Biofouling and its control is an acute problem in all water-flowing systems. Inorganic nano-particles (np) such as zinc oxide (ZnO) exhibit strong antibacterial activities on a broad spectrum of bacteria even when mixed within polymers. Most research until now tested the antibacterial ability only in static conditions. The current research studied the ability of ZnO np to suppress bacterial attachment and biofilm development under flowing conditions, either embedded in polymethyl methacrylate (PMMA) or entrapped in polyacrylamide gel. The composite ZnO np films were characterized by high resolution- scanning electron microscopy and energy-dispersive X-ray spectroscopy, and their antibacterial abilities were evaluated using inhibition zone in agar plates and direct contact in liquid media. In all cases studied, bacterial adhesion was significantly prevented, while the control sample showed biofilm development. Interestingly, a lower antibacterial activity was found in all cases under flowing conditions as compared to static conditions. In batch conditions, it was found that the antibacterial mechanism is based on reactive oxygen species release from the ZnO np. A composite ZnO-PMMA film was designed to mimic a feed spacer with antibacterial abilities in a membrane separation process, and the biofilm development was evaluated.
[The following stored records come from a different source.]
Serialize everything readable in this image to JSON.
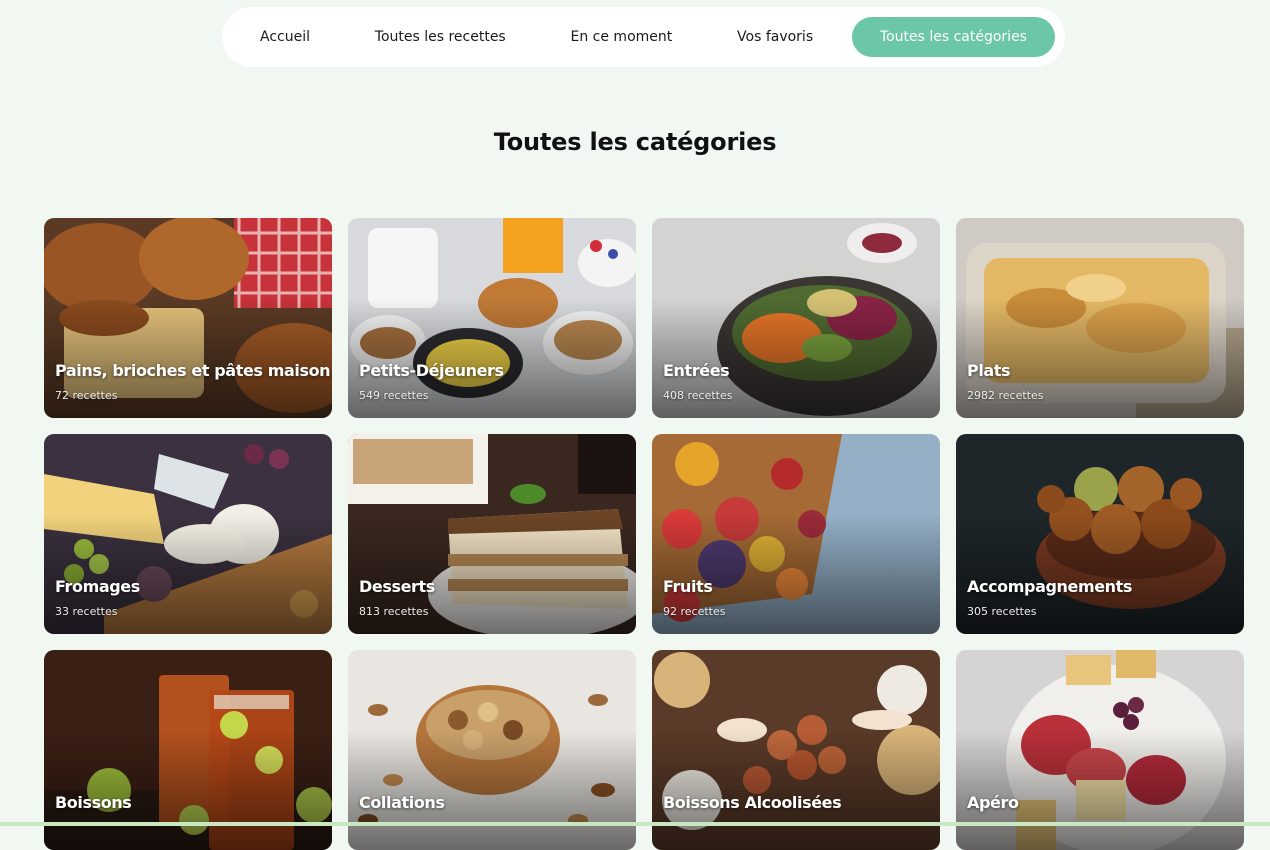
{
  "nav": {
    "items": [
      {
        "label": "Accueil"
      },
      {
        "label": "Toutes les recettes"
      },
      {
        "label": "En ce moment"
      },
      {
        "label": "Vos favoris"
      },
      {
        "label": "Toutes les catégories",
        "active": true
      }
    ]
  },
  "page_title": "Toutes les catégories",
  "categories": [
    {
      "label": "Pains, brioches et pâtes maison",
      "count": "72 recettes"
    },
    {
      "label": "Petits-Déjeuners",
      "count": "549 recettes"
    },
    {
      "label": "Entrées",
      "count": "408 recettes"
    },
    {
      "label": "Plats",
      "count": "2982 recettes"
    },
    {
      "label": "Fromages",
      "count": "33 recettes"
    },
    {
      "label": "Desserts",
      "count": "813 recettes"
    },
    {
      "label": "Fruits",
      "count": "92 recettes"
    },
    {
      "label": "Accompagnements",
      "count": "305 recettes"
    },
    {
      "label": "Boissons"
    },
    {
      "label": "Collations"
    },
    {
      "label": "Boissons Alcoolisées"
    },
    {
      "label": "Apéro"
    }
  ],
  "colors": {
    "page_background": "#f1f8f1",
    "active_tab": "#6cc6a8",
    "nav_background": "#ffffff"
  }
}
The composite feed spacer displayed promising ability in delaying biofilm development in membrane filtration trials.
- Membrane separation
- Zinc oxide